Tip Of The Week: Check Out The Damp Patch

Most people buying a new home are told it has rising damp, and are quoted pounds 500 to pounds 3,000 for "damp-proofing" work - all with the approval of their surveyors. But the Building Research Establishment say that true rising damp is rare. Check whether you are being ripped off:

1 Rising damp is characterised by staining at low level on masonry walls, with a distinctively salty "tide mark" about one metre from the floor. If you can't see this then you haven't got rising damp.

2 It only occurs in the absence of an impermeable barrier in the wall known as a damp-proof course. DPCs have been obligatory in British buildings since 1875, so if your home was built after this date, it is unlikely to have it.

3 If there is evidence, it is likely due to raised ground levels, leaking pipes, or plumbing leaks.

4 Damp-proofing companies use electrical moisture meters to "diagnose" rising damp, but these meters only give accurate readings on timber.
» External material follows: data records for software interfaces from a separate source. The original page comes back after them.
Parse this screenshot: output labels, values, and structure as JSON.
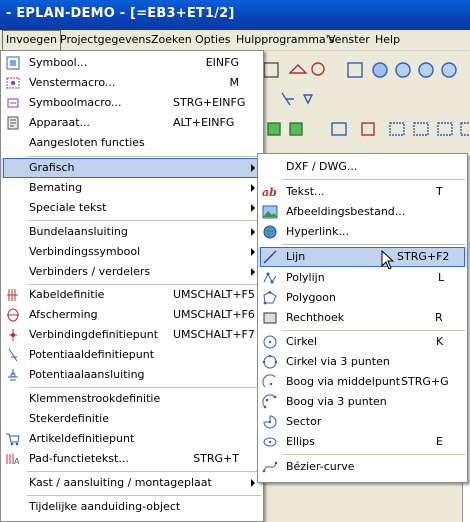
{
  "window": {
    "title": "- EPLAN-DEMO - [=EB3+ET1/2]"
  },
  "menubar": [
    "Invoegen",
    "Projectgegevens",
    "Zoeken",
    "Opties",
    "Hulpprogramma's",
    "Venster",
    "Help"
  ],
  "menu_invoegen": {
    "items": [
      {
        "label": "Symbool...",
        "shortcut": "EINFG",
        "icon": "symbol-icon"
      },
      {
        "label": "Venstermacro...",
        "shortcut": "M",
        "icon": "window-macro-icon"
      },
      {
        "label": "Symboolmacro...",
        "shortcut": "STRG+EINFG",
        "icon": "symbol-macro-icon"
      },
      {
        "label": "Apparaat...",
        "shortcut": "ALT+EINFG",
        "icon": "device-icon"
      },
      {
        "label": "Aangesloten functies",
        "shortcut": "",
        "icon": ""
      },
      {
        "label": "Grafisch",
        "submenu": true
      },
      {
        "label": "Bemating",
        "submenu": true
      },
      {
        "label": "Speciale tekst",
        "submenu": true
      },
      {
        "label": "Bundelaansluiting",
        "submenu": true
      },
      {
        "label": "Verbindingssymbool",
        "submenu": true
      },
      {
        "label": "Verbinders / verdelers",
        "submenu": true
      },
      {
        "label": "Kabeldefinitie",
        "shortcut": "UMSCHALT+F5",
        "icon": "cable-icon"
      },
      {
        "label": "Afscherming",
        "shortcut": "UMSCHALT+F6",
        "icon": "shield-icon"
      },
      {
        "label": "Verbindingdefinitiepunt",
        "shortcut": "UMSCHALT+F7",
        "icon": "connection-point-icon"
      },
      {
        "label": "Potentiaaldefinitiepunt",
        "shortcut": "",
        "icon": "potential-point-icon"
      },
      {
        "label": "Potentiaalaansluiting",
        "shortcut": "",
        "icon": "potential-connection-icon"
      },
      {
        "label": "Klemmenstrookdefinitie",
        "shortcut": ""
      },
      {
        "label": "Stekerdefinitie",
        "shortcut": ""
      },
      {
        "label": "Artikeldefinitiepunt",
        "shortcut": "",
        "icon": "cart-icon"
      },
      {
        "label": "Pad-functietekst...",
        "shortcut": "STRG+T",
        "icon": "pad-text-icon"
      },
      {
        "label": "Kast / aansluiting / montageplaat",
        "submenu": true
      },
      {
        "label": "Tijdelijke aanduiding-object",
        "shortcut": ""
      }
    ]
  },
  "menu_grafisch": {
    "items": [
      {
        "label": "DXF / DWG...",
        "shortcut": ""
      },
      {
        "label": "Tekst...",
        "shortcut": "T",
        "icon": "text-icon"
      },
      {
        "label": "Afbeeldingsbestand...",
        "shortcut": "",
        "icon": "image-icon"
      },
      {
        "label": "Hyperlink...",
        "shortcut": "",
        "icon": "globe-icon"
      },
      {
        "label": "Lijn",
        "shortcut": "STRG+F2",
        "icon": "line-icon"
      },
      {
        "label": "Polylijn",
        "shortcut": "L",
        "icon": "polyline-icon"
      },
      {
        "label": "Polygoon",
        "shortcut": "",
        "icon": "polygon-icon"
      },
      {
        "label": "Rechthoek",
        "shortcut": "R",
        "icon": "rectangle-icon"
      },
      {
        "label": "Cirkel",
        "shortcut": "K",
        "icon": "circle-icon"
      },
      {
        "label": "Cirkel via 3 punten",
        "shortcut": "",
        "icon": "circle3-icon"
      },
      {
        "label": "Boog via middelpunt",
        "shortcut": "STRG+G",
        "icon": "arc-icon"
      },
      {
        "label": "Boog via 3 punten",
        "shortcut": "",
        "icon": "arc3-icon"
      },
      {
        "label": "Sector",
        "shortcut": "",
        "icon": "sector-icon"
      },
      {
        "label": "Ellips",
        "shortcut": "E",
        "icon": "ellipse-icon"
      },
      {
        "label": "Bézier-curve",
        "shortcut": "",
        "icon": "bezier-icon"
      }
    ]
  }
}
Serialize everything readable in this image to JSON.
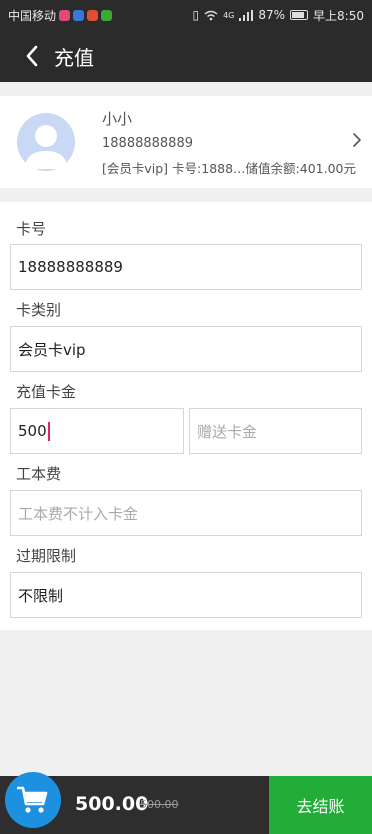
{
  "status_bar": {
    "carrier": "中国移动",
    "battery": "87%",
    "time": "早上8:50",
    "network": "4G"
  },
  "nav": {
    "title": "充值",
    "back_icon": "chevron-left-icon"
  },
  "member": {
    "name": "小小",
    "phone": "18888888889",
    "detail": "[会员卡vip] 卡号:1888…储值余额:401.00元"
  },
  "form": {
    "card_no": {
      "label": "卡号",
      "value": "18888888889"
    },
    "card_type": {
      "label": "卡类别",
      "value": "会员卡vip"
    },
    "recharge": {
      "label": "充值卡金",
      "value": "500",
      "bonus_placeholder": "赠送卡金"
    },
    "labor_fee": {
      "label": "工本费",
      "placeholder": "工本费不计入卡金"
    },
    "expiry": {
      "label": "过期限制",
      "value": "不限制"
    }
  },
  "footer": {
    "total": "500.00",
    "original": "500.00",
    "checkout": "去结账",
    "cart_icon": "cart-icon"
  },
  "colors": {
    "bar": "#2b2b2b",
    "checkout": "#22ac38",
    "cart": "#1e90e0",
    "caret": "#e0245e"
  }
}
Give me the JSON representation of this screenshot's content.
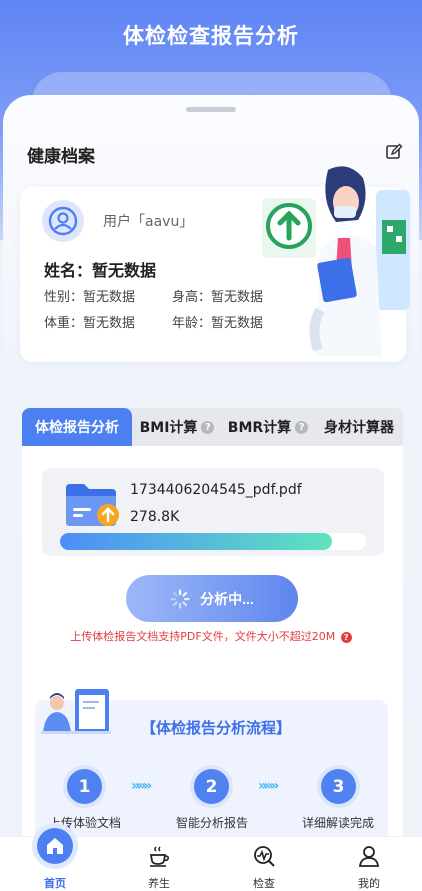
{
  "header": {
    "title": "体检检查报告分析"
  },
  "profile": {
    "section_title": "健康档案",
    "username": "用户「aavu」",
    "name": "姓名：暂无数据",
    "gender": "性别：暂无数据",
    "height": "身高：暂无数据",
    "weight": "体重：暂无数据",
    "age": "年龄：暂无数据"
  },
  "tabs": [
    {
      "label": "体检报告分析"
    },
    {
      "label": "BMI计算"
    },
    {
      "label": "BMR计算"
    },
    {
      "label": "身材计算器"
    }
  ],
  "upload": {
    "file_name": "1734406204545_pdf.pdf",
    "file_size": "278.8K",
    "progress": 0.89,
    "button_label": "分析中...",
    "hint": "上传体检报告文档支持PDF文件，文件大小不超过20M"
  },
  "process": {
    "title": "【体检报告分析流程】",
    "steps": [
      {
        "num": "1",
        "label": "上传体验文档"
      },
      {
        "num": "2",
        "label": "智能分析报告"
      },
      {
        "num": "3",
        "label": "详细解读完成"
      }
    ],
    "arrows": "»»»"
  },
  "nav": [
    {
      "label": "首页",
      "icon": "home-icon"
    },
    {
      "label": "养生",
      "icon": "tea-cup-icon"
    },
    {
      "label": "检查",
      "icon": "check-icon"
    },
    {
      "label": "我的",
      "icon": "user-icon"
    }
  ],
  "colors": {
    "primary": "#4b7ff2",
    "accent_green": "#5fe3be",
    "warning": "#e43d3d"
  }
}
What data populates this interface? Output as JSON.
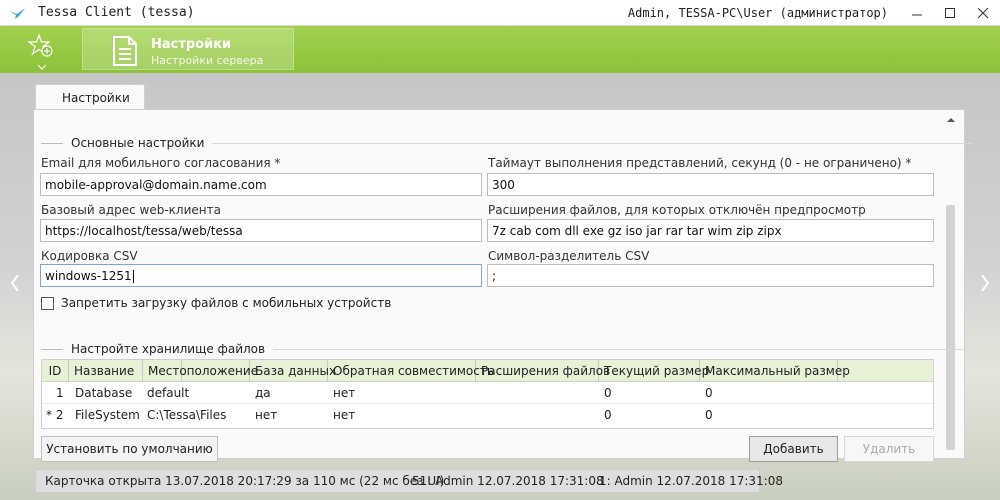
{
  "window": {
    "title": "Tessa Client (tessa)",
    "user": "Admin, TESSA-PC\\User (администратор)"
  },
  "ribbon": {
    "tile_title": "Настройки",
    "tile_subtitle": "Настройки сервера"
  },
  "tabs": [
    {
      "label": "Настройки",
      "active": true
    }
  ],
  "main_section": {
    "title": "Основные настройки",
    "email_label": "Email для мобильного согласования  *",
    "email_value": "mobile-approval@domain.name.com",
    "timeout_label": "Таймаут выполнения представлений, секунд (0 - не ограничено)  *",
    "timeout_value": "300",
    "base_url_label": "Базовый адрес web-клиента",
    "base_url_value": "https://localhost/tessa/web/tessa",
    "ext_label": "Расширения файлов, для которых отключён предпросмотр",
    "ext_value": "7z cab com dll exe gz iso jar rar tar wim zip zipx",
    "csv_encoding_label": "Кодировка CSV",
    "csv_encoding_value": "windows-1251",
    "csv_sep_label": "Символ-разделитель CSV",
    "csv_sep_value": ";",
    "mobile_upload_label": "Запретить загрузку файлов с мобильных устройств",
    "mobile_upload_checked": false
  },
  "storage_section": {
    "title": "Настройте хранилище файлов",
    "columns": [
      "ID",
      "Название",
      "Местоположение",
      "База данных",
      "Обратная совместимость",
      "Расширения файлов",
      "Текущий размер",
      "Максимальный размер"
    ],
    "rows": [
      {
        "id": "1",
        "name": "Database",
        "location": "default",
        "database": "да",
        "compat": "нет",
        "extensions": "",
        "current": "0",
        "max": "0"
      },
      {
        "id": "* 2",
        "name": "FileSystem",
        "location": "C:\\Tessa\\Files",
        "database": "нет",
        "compat": "нет",
        "extensions": "",
        "current": "0",
        "max": "0"
      }
    ],
    "default_button": "Установить по умолчанию",
    "add_button": "Добавить",
    "delete_button": "Удалить"
  },
  "status_bar": {
    "opened": "Карточка открыта 13.07.2018 20:17:29 за 110 мс (22 мс без UI)",
    "modified": "51:  Admin  12.07.2018 17:31:08",
    "created": "1:  Admin  12.07.2018 17:31:08"
  },
  "colors": {
    "ribbon": "#8cc23a",
    "grid_header": "#e7f1d6",
    "accent_blue": "#3aa7d8"
  },
  "icons": [
    "tessa-logo-icon",
    "minimize-icon",
    "maximize-icon",
    "close-icon",
    "favorites-add-icon",
    "chevron-down-icon",
    "document-icon",
    "chevron-left-icon",
    "chevron-right-icon",
    "scroll-up-icon",
    "checkbox-icon"
  ]
}
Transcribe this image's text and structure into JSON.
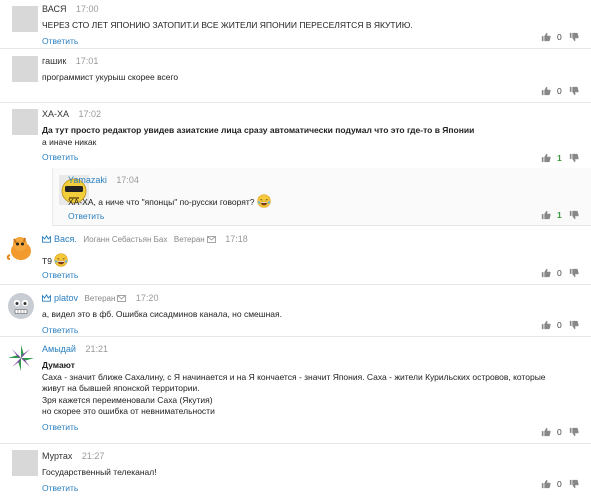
{
  "reply_label": "Ответить",
  "comments": [
    {
      "author": "ВАСЯ",
      "time": "17:00",
      "lines": [
        "ЧЕРЕЗ СТО ЛЕТ ЯПОНИЮ ЗАТОПИТ.И ВСЕ ЖИТЕЛИ ЯПОНИИ ПЕРЕСЕЛЯТСЯ В ЯКУТИЮ."
      ],
      "likes": "0"
    },
    {
      "author": "гашик",
      "time": "17:01",
      "lines": [
        "программист укурыш скорее всего"
      ],
      "likes": "0"
    },
    {
      "author": "ХА-ХА",
      "time": "17:02",
      "bold": "Да тут просто редактор увидев азиатские лица сразу автоматически подумал что это где-то в Японии",
      "lines": [
        "а иначе никак"
      ],
      "likes": "1"
    },
    {
      "author": "Yamazaki",
      "time": "17:04",
      "lines": [
        "ХА-ХА, а ниче что \"японцы\" по-русски говорят?"
      ],
      "likes": "1"
    },
    {
      "author": "Вася.",
      "rank_title": "Иоганн Себастьян Бах",
      "role": "Ветеран",
      "time": "17:18",
      "lines": [
        "Т9"
      ],
      "likes": "0"
    },
    {
      "author": "platov",
      "role": "Ветеран",
      "time": "17:20",
      "lines": [
        "а, видел это в фб. Ошибка сисадминов канала, но смешная."
      ],
      "likes": "0"
    },
    {
      "author": "Амыдай",
      "time": "21:21",
      "bold": "Думают",
      "lines": [
        "Саха - значит ближе Сахалину, с Я начинается и на Я кончается - значит Япония. Саха - жители Курильских островов, которые",
        "живут на бывшей японской территории.",
        "Зря кажется переименовали Саха (Якутия)",
        "но скорее это ошибка от невнимательности"
      ],
      "likes": "0"
    },
    {
      "author": "Муртах",
      "time": "21:27",
      "lines": [
        "Государственный телеканал!"
      ],
      "likes": "0"
    }
  ],
  "icons": {
    "like": "thumb-up-icon",
    "dislike": "thumb-down-icon",
    "envelope": "envelope-icon",
    "crown": "crown-icon",
    "emoji": "laughing-tears-emoji"
  },
  "colors": {
    "link": "#2a7fbf",
    "positive": "#3b9a3b",
    "divider": "#e6e6e6"
  }
}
When used on brickwork, plaster or wallpaper, they give misleadingly high readings.

5 The only way to measure moisture in brick walls is to take a drilled sample and test it in a calcium carbide meter or by weighing and oven- drying. A member of the Association of Building Engineers will be able to provide this test; call 01604 404121.